College of DuPage Nursing Student Niro Nazareno shared with Healthy Lombard that in a recent article entitled, 5 Reasons Kids Need Flu Shots Every Year, Falusi (2019) recommends children in the U.S. get a flu shot every year. Parents are often concerned, however, about the safety and side effects of the flu shot. The flu is a dangerous, contagious virus that may cause illness or death (Centers for Disease Control and Prevention [CDC], 2020) and infect the nose, throat, and lungs, is clearly demonstrated.
The Flu Makes Kids Very Sick
Some ask why the flu vaccine is recommended. Flu season peaks from October to May (Falusi 2019). The flu is not just an ordinary cold, it is actually dangerous; it is very contagious, and a child may end up in bed with a high fever, painful cough and body aches for more than a week. Your child may be able to overcome the flu, however, since they are surrounded by others, they may spread the virus even when not experiencing symptoms. The flu virus changes frequently, so a child may still catch a strain of the virus if they do not have an updated vaccine. Overall, it is best to get a flu shot.

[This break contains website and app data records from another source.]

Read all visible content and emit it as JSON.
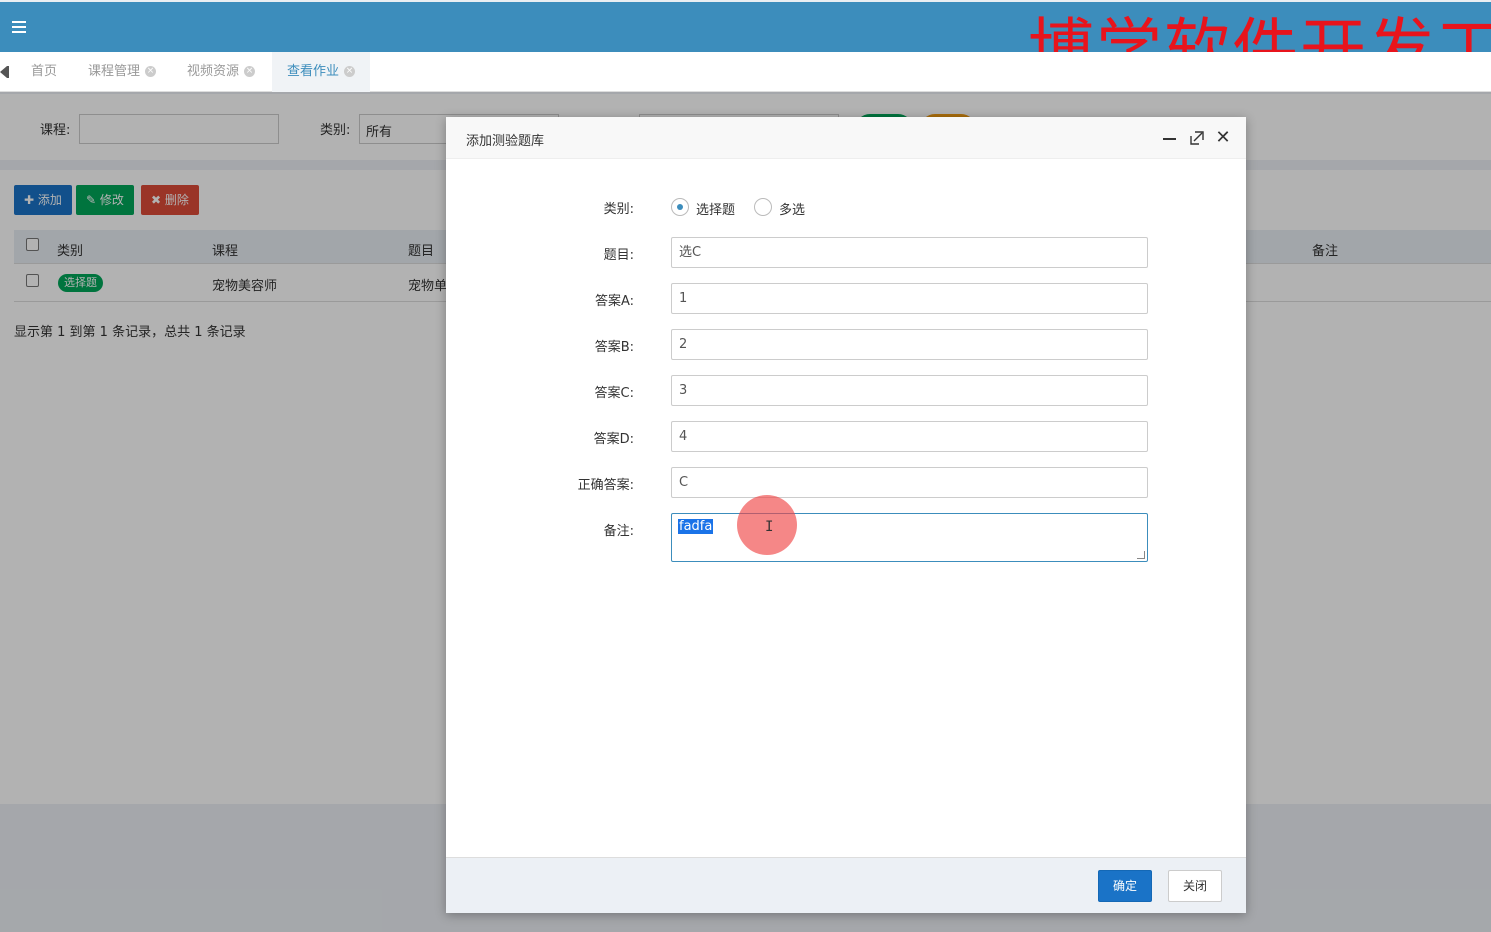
{
  "watermark": "博学软件开发工",
  "tabs": [
    {
      "label": "首页"
    },
    {
      "label": "课程管理"
    },
    {
      "label": "视频资源"
    },
    {
      "label": "查看作业"
    }
  ],
  "search": {
    "course_label": "课程:",
    "category_label": "类别:",
    "category_value": "所有"
  },
  "toolbar": {
    "add": "✚ 添加",
    "edit": "✎ 修改",
    "delete": "✖ 删除"
  },
  "table": {
    "columns": [
      "类别",
      "课程",
      "题目",
      "备注"
    ],
    "rows": [
      {
        "category": "选择题",
        "course": "宠物美容师",
        "question": "宠物单"
      }
    ]
  },
  "pager_text": "显示第 1 到第 1 条记录，总共 1 条记录",
  "modal": {
    "title": "添加测验题库",
    "category_label": "类别:",
    "option_single": "选择题",
    "option_multi": "多选",
    "question_label": "题目:",
    "question_value": "选C",
    "a_label": "答案A:",
    "a_value": "1",
    "b_label": "答案B:",
    "b_value": "2",
    "c_label": "答案C:",
    "c_value": "3",
    "d_label": "答案D:",
    "d_value": "4",
    "correct_label": "正确答案:",
    "correct_value": "C",
    "remark_label": "备注:",
    "remark_value": "fadfa",
    "ok_button": "确定",
    "close_button": "关闭"
  },
  "colors": {
    "header": "#3c8dbc",
    "primary": "#1a73c7",
    "success": "#00a65a",
    "danger": "#dd4b39",
    "watermark": "#e8141c"
  }
}
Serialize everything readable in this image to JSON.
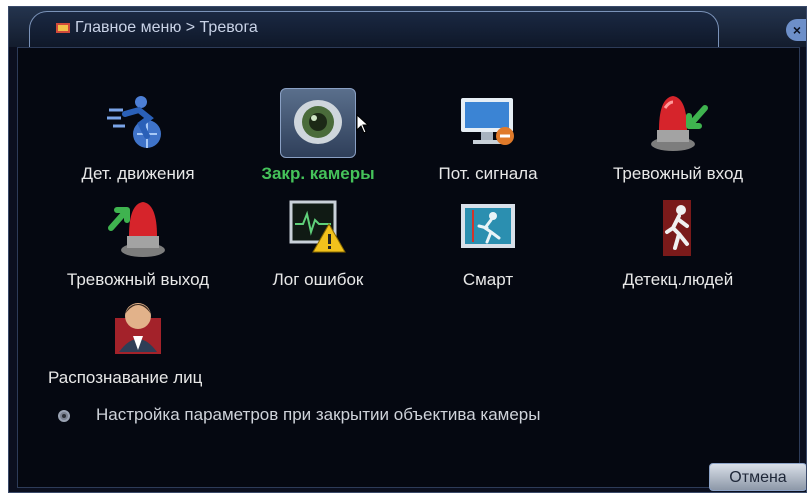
{
  "window": {
    "title": "Главное меню > Тревога",
    "close_symbol": "×"
  },
  "tiles": [
    {
      "label": "Дет. движения",
      "icon": "running-man-globe-icon"
    },
    {
      "label": "Закр. камеры",
      "icon": "camera-lens-icon",
      "selected": true
    },
    {
      "label": "Пот. сигнала",
      "icon": "monitor-video-loss-icon"
    },
    {
      "label": "Тревожный вход",
      "icon": "alarm-light-in-icon"
    },
    {
      "label": "Тревожный выход",
      "icon": "alarm-light-out-icon"
    },
    {
      "label": "Лог ошибок",
      "icon": "error-log-icon"
    },
    {
      "label": "Смарт",
      "icon": "smart-exit-icon"
    },
    {
      "label": "Детекц.людей",
      "icon": "human-detect-icon"
    },
    {
      "label": "Распознавание лиц",
      "icon": "face-recognition-icon"
    }
  ],
  "description": {
    "text": "Настройка параметров при закрытии объектива камеры"
  },
  "buttons": {
    "cancel": "Отмена"
  },
  "colors": {
    "selected_label": "#45c25a",
    "background": "#050811",
    "title_text": "#c8d2e6"
  }
}
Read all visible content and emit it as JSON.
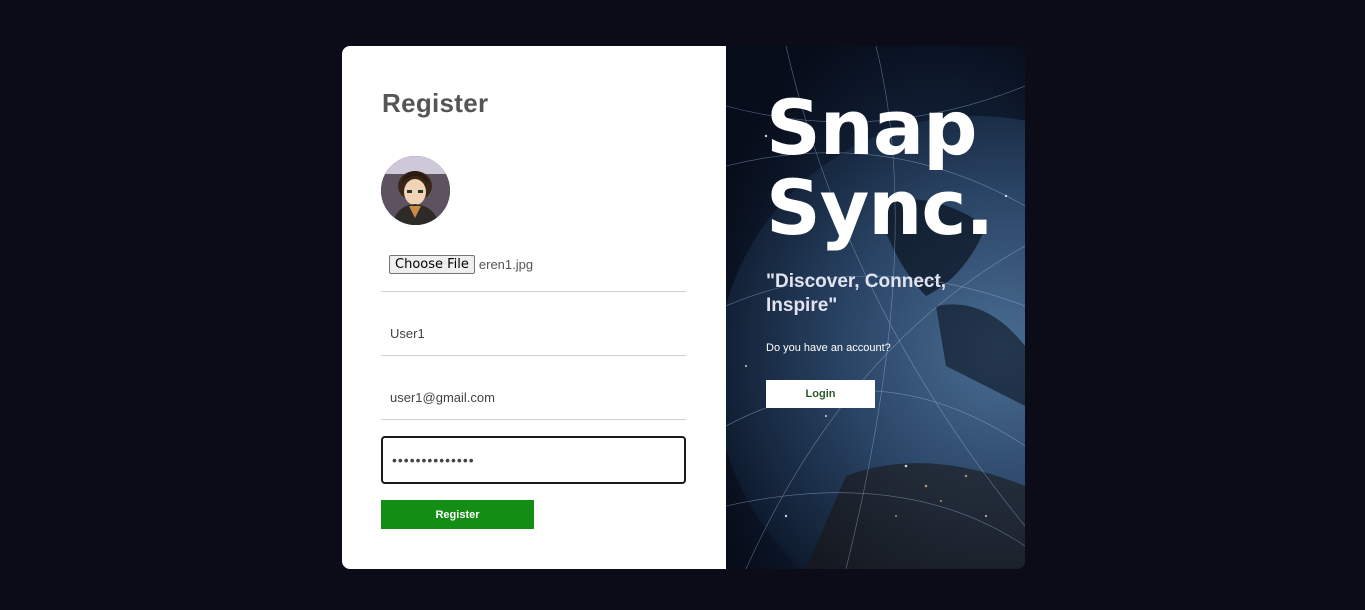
{
  "register": {
    "title": "Register",
    "file": {
      "button_label": "Choose File",
      "file_name": "eren1.jpg"
    },
    "username": {
      "value": "User1"
    },
    "email": {
      "value": "user1@gmail.com"
    },
    "password": {
      "value": "••••••••••••••"
    },
    "submit_label": "Register"
  },
  "promo": {
    "brand_line1": "Snap",
    "brand_line2": "Sync.",
    "tagline": "\"Discover, Connect, Inspire\"",
    "question": "Do you have an account?",
    "login_label": "Login"
  },
  "colors": {
    "page_bg": "#0c0b18",
    "register_button": "#138d13",
    "login_text": "#2b5a2b"
  },
  "icons": [
    "avatar-image",
    "globe-background"
  ]
}
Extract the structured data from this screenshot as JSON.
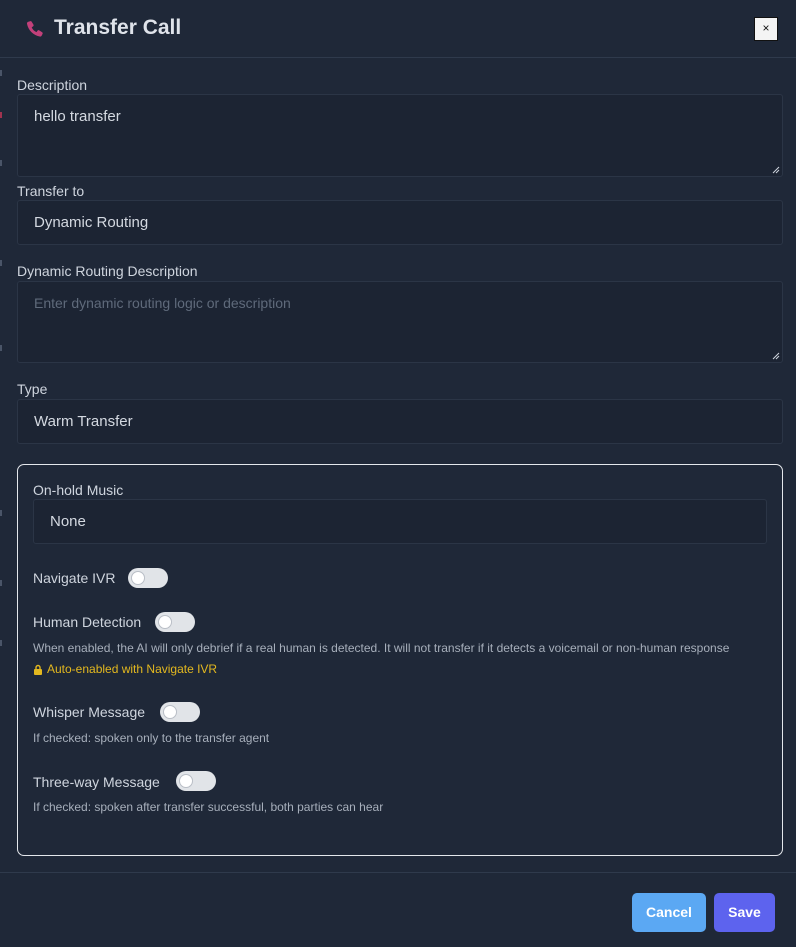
{
  "header": {
    "title": "Transfer Call",
    "close_label": "×"
  },
  "description": {
    "label": "Description",
    "value": "hello transfer"
  },
  "transfer_to": {
    "label": "Transfer to",
    "value": "Dynamic Routing"
  },
  "dynamic_routing": {
    "label": "Dynamic Routing Description",
    "placeholder": "Enter dynamic routing logic or description",
    "value": ""
  },
  "type": {
    "label": "Type",
    "value": "Warm Transfer"
  },
  "panel": {
    "on_hold_music": {
      "label": "On-hold Music",
      "value": "None"
    },
    "navigate_ivr": {
      "label": "Navigate IVR",
      "enabled": false
    },
    "human_detection": {
      "label": "Human Detection",
      "enabled": false,
      "hint": "When enabled, the AI will only debrief if a real human is detected. It will not transfer if it detects a voicemail or non-human response",
      "warning": "Auto-enabled with Navigate IVR"
    },
    "whisper_message": {
      "label": "Whisper Message",
      "enabled": false,
      "hint": "If checked: spoken only to the transfer agent"
    },
    "three_way_message": {
      "label": "Three-way Message",
      "enabled": false,
      "hint": "If checked: spoken after transfer successful, both parties can hear"
    }
  },
  "footer": {
    "cancel_label": "Cancel",
    "save_label": "Save"
  },
  "colors": {
    "accent": "#5d63ee",
    "cancel": "#5ba8f3",
    "warning": "#e3b81f",
    "phone_icon": "#c2407a"
  }
}
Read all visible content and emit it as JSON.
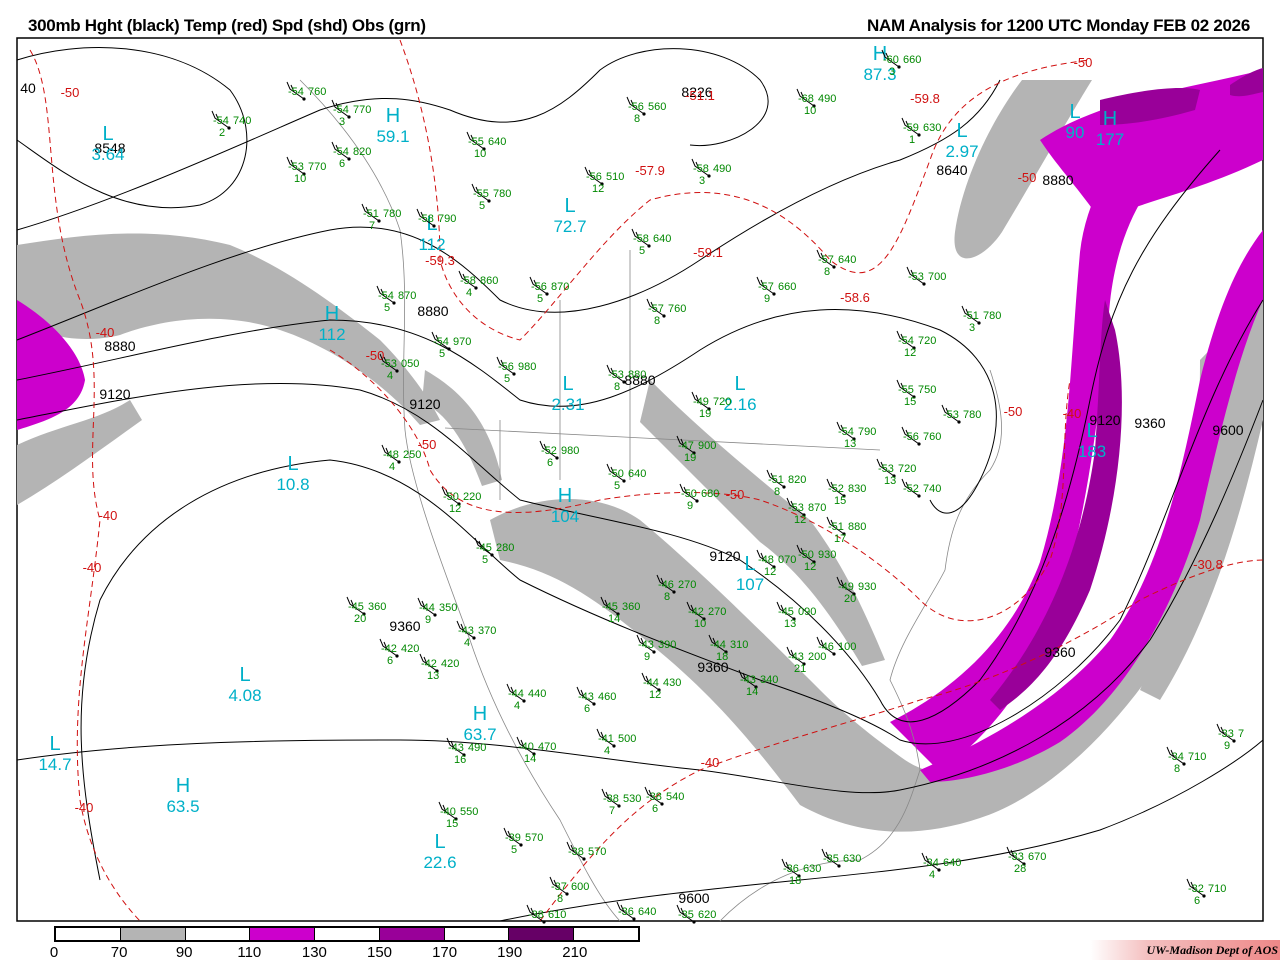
{
  "header": {
    "left_title": "300mb Hght (black) Temp (red) Spd (shd) Obs (grn)",
    "right_title": "NAM Analysis for 1200 UTC Monday  FEB 02 2026"
  },
  "colors": {
    "height": "#000000",
    "temp": "#d01010",
    "obs": "#008800",
    "center": "#00b0c8",
    "spd_70_90": "#b4b4b4",
    "spd_110_130": "#cc00cc",
    "spd_150_170": "#990099",
    "spd_190_210": "#660066"
  },
  "colorbar": {
    "labels": [
      "0",
      "70",
      "90",
      "110",
      "130",
      "150",
      "170",
      "190",
      "210"
    ],
    "fills": [
      "#ffffff",
      "#b4b4b4",
      "#ffffff",
      "#cc00cc",
      "#ffffff",
      "#990099",
      "#ffffff",
      "#660066",
      "#ffffff"
    ]
  },
  "credit": "UW-Madison   Dept of AOS",
  "height_labels": [
    "8548",
    "8226",
    "8640",
    "8880",
    "8880",
    "8880",
    "8880",
    "9120",
    "9120",
    "9120",
    "9120",
    "9360",
    "9360",
    "9360",
    "9360",
    "9600",
    "9600",
    "40"
  ],
  "temp_labels": [
    "-50",
    "-40",
    "-40",
    "-40",
    "-40",
    "-50",
    "-50",
    "-59.3",
    "-59.8",
    "-58.6",
    "-59.1",
    "-50",
    "-50",
    "-50",
    "-50",
    "-40",
    "-40",
    "-30.8",
    "-57.9",
    "-51.1"
  ],
  "centers": [
    {
      "type": "L",
      "value": "3.64"
    },
    {
      "type": "H",
      "value": "59.1"
    },
    {
      "type": "L",
      "value": "112"
    },
    {
      "type": "H",
      "value": "112"
    },
    {
      "type": "L",
      "value": "72.7"
    },
    {
      "type": "L",
      "value": "2.31"
    },
    {
      "type": "L",
      "value": "2.16"
    },
    {
      "type": "H",
      "value": "104"
    },
    {
      "type": "L",
      "value": "10.8"
    },
    {
      "type": "L",
      "value": "4.08"
    },
    {
      "type": "L",
      "value": "14.7"
    },
    {
      "type": "H",
      "value": "63.5"
    },
    {
      "type": "H",
      "value": "63.7"
    },
    {
      "type": "L",
      "value": "22.6"
    },
    {
      "type": "L",
      "value": "2.97"
    },
    {
      "type": "H",
      "value": "177"
    },
    {
      "type": "L",
      "value": "183"
    },
    {
      "type": "H",
      "value": "87.3"
    },
    {
      "type": "L",
      "value": "107"
    },
    {
      "type": "L",
      "value": "90"
    }
  ],
  "stations": [
    {
      "t": "-54",
      "z": "760",
      "d": ""
    },
    {
      "t": "-54",
      "z": "770",
      "d": "3"
    },
    {
      "t": "-54",
      "z": "740",
      "d": "2"
    },
    {
      "t": "-54",
      "z": "820",
      "d": "6"
    },
    {
      "t": "-53",
      "z": "770",
      "d": "10"
    },
    {
      "t": "-51",
      "z": "780",
      "d": "7"
    },
    {
      "t": "-58",
      "z": "790",
      "d": ""
    },
    {
      "t": "-54",
      "z": "870",
      "d": "5"
    },
    {
      "t": "-58",
      "z": "860",
      "d": "4"
    },
    {
      "t": "-56",
      "z": "870",
      "d": "5"
    },
    {
      "t": "-54",
      "z": "970",
      "d": "5"
    },
    {
      "t": "-53",
      "z": "050",
      "d": "4"
    },
    {
      "t": "-56",
      "z": "980",
      "d": "5"
    },
    {
      "t": "-48",
      "z": "250",
      "d": "4"
    },
    {
      "t": "-52",
      "z": "980",
      "d": "6"
    },
    {
      "t": "-50",
      "z": "220",
      "d": "12"
    },
    {
      "t": "-45",
      "z": "280",
      "d": "5"
    },
    {
      "t": "-45",
      "z": "360",
      "d": "20"
    },
    {
      "t": "-44",
      "z": "350",
      "d": "9"
    },
    {
      "t": "-43",
      "z": "370",
      "d": "4"
    },
    {
      "t": "-42",
      "z": "420",
      "d": "6"
    },
    {
      "t": "-42",
      "z": "420",
      "d": "13"
    },
    {
      "t": "-44",
      "z": "440",
      "d": "4"
    },
    {
      "t": "-43",
      "z": "460",
      "d": "6"
    },
    {
      "t": "-43",
      "z": "490",
      "d": "16"
    },
    {
      "t": "-40",
      "z": "470",
      "d": "14"
    },
    {
      "t": "-41",
      "z": "500",
      "d": "4"
    },
    {
      "t": "-40",
      "z": "550",
      "d": "15"
    },
    {
      "t": "-38",
      "z": "530",
      "d": "7"
    },
    {
      "t": "-38",
      "z": "540",
      "d": "6"
    },
    {
      "t": "-39",
      "z": "570",
      "d": "5"
    },
    {
      "t": "-38",
      "z": "570",
      "d": ""
    },
    {
      "t": "-37",
      "z": "600",
      "d": "8"
    },
    {
      "t": "-38",
      "z": "610",
      "d": ""
    },
    {
      "t": "-36",
      "z": "640",
      "d": ""
    },
    {
      "t": "-35",
      "z": "620",
      "d": ""
    },
    {
      "t": "-36",
      "z": "630",
      "d": "18"
    },
    {
      "t": "-35",
      "z": "630",
      "d": ""
    },
    {
      "t": "-34",
      "z": "640",
      "d": "4"
    },
    {
      "t": "-33",
      "z": "670",
      "d": "28"
    },
    {
      "t": "-32",
      "z": "710",
      "d": "6"
    },
    {
      "t": "-34",
      "z": "710",
      "d": "8"
    },
    {
      "t": "-33",
      "z": "7",
      "d": "9"
    },
    {
      "t": "-45",
      "z": "360",
      "d": "14"
    },
    {
      "t": "-43",
      "z": "390",
      "d": "9"
    },
    {
      "t": "-46",
      "z": "270",
      "d": "8"
    },
    {
      "t": "-42",
      "z": "270",
      "d": "10"
    },
    {
      "t": "-44",
      "z": "310",
      "d": "18"
    },
    {
      "t": "-44",
      "z": "430",
      "d": "12"
    },
    {
      "t": "-43",
      "z": "340",
      "d": "14"
    },
    {
      "t": "-43",
      "z": "200",
      "d": "21"
    },
    {
      "t": "-46",
      "z": "100",
      "d": ""
    },
    {
      "t": "-45",
      "z": "090",
      "d": "13"
    },
    {
      "t": "-48",
      "z": "070",
      "d": "12"
    },
    {
      "t": "-50",
      "z": "930",
      "d": "12"
    },
    {
      "t": "-49",
      "z": "930",
      "d": "20"
    },
    {
      "t": "-55",
      "z": "640",
      "d": "10"
    },
    {
      "t": "-55",
      "z": "780",
      "d": "5"
    },
    {
      "t": "-56",
      "z": "510",
      "d": "12"
    },
    {
      "t": "-58",
      "z": "490",
      "d": "3"
    },
    {
      "t": "-56",
      "z": "560",
      "d": "8"
    },
    {
      "t": "-68",
      "z": "490",
      "d": "10"
    },
    {
      "t": "-60",
      "z": "660",
      "d": "3"
    },
    {
      "t": "-59",
      "z": "630",
      "d": "1"
    },
    {
      "t": "-58",
      "z": "640",
      "d": "5"
    },
    {
      "t": "-57",
      "z": "640",
      "d": "8"
    },
    {
      "t": "-57",
      "z": "660",
      "d": "9"
    },
    {
      "t": "-53",
      "z": "700",
      "d": ""
    },
    {
      "t": "-51",
      "z": "780",
      "d": "3"
    },
    {
      "t": "-54",
      "z": "720",
      "d": "12"
    },
    {
      "t": "-55",
      "z": "750",
      "d": "15"
    },
    {
      "t": "-53",
      "z": "780",
      "d": ""
    },
    {
      "t": "-56",
      "z": "760",
      "d": ""
    },
    {
      "t": "-54",
      "z": "790",
      "d": "13"
    },
    {
      "t": "-53",
      "z": "720",
      "d": "13"
    },
    {
      "t": "-52",
      "z": "740",
      "d": ""
    },
    {
      "t": "-51",
      "z": "820",
      "d": "8"
    },
    {
      "t": "-52",
      "z": "830",
      "d": "15"
    },
    {
      "t": "-53",
      "z": "870",
      "d": "12"
    },
    {
      "t": "-51",
      "z": "880",
      "d": "17"
    },
    {
      "t": "-50",
      "z": "640",
      "d": "5"
    },
    {
      "t": "-50",
      "z": "680",
      "d": "9"
    },
    {
      "t": "-49",
      "z": "720",
      "d": "19"
    },
    {
      "t": "-53",
      "z": "880",
      "d": "8"
    },
    {
      "t": "-57",
      "z": "760",
      "d": "8"
    },
    {
      "t": "-47",
      "z": "900",
      "d": "19"
    }
  ]
}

You are your baby’s best protection
Young children, especially babies, are most vulnerable to flu (Falusi, 2019). To reduce risk, it is recommended to be vaccinated during pregnancy (Falusi). When you are pregnant, the vaccine’s antibodies are passed to the baby, a defense mechanism that may last for several months until after the baby is born. Young children with developing immune systems often do not have the same ability as adults to defend against severe infections (Falusi).
With all the advantages of the flu shot, it’s strongly recommended being vaccinated every year. The flu shot helps to maintain a healthy lifestyle by preventing the flu which is an unnecessary illness for no reason. When in doubt, it is important to consider the pros and cons and seriously consider heading to your nearest primary care provider.
Olanrewaju, Falusi. (2019). “Healthy Living.” Healthy Lombard. Https://Healthylombard.com/Wp-Content/Uploads/2016/08/Hl-Logo.png, 7 Nov. 2019.
Centers for Disease Control and Prevention (2021). Influenza (Flu).
https://www.cdc.gov/flu/about/index.html. Page last reviewed: March 12, 2021
Disease Burden of Influenza.” Centers for Disease Control and Prevention, Centers for Disease Control and Prevention, 5 Oct. 2020, www.cdc.gov/flu/about/burden/index.html.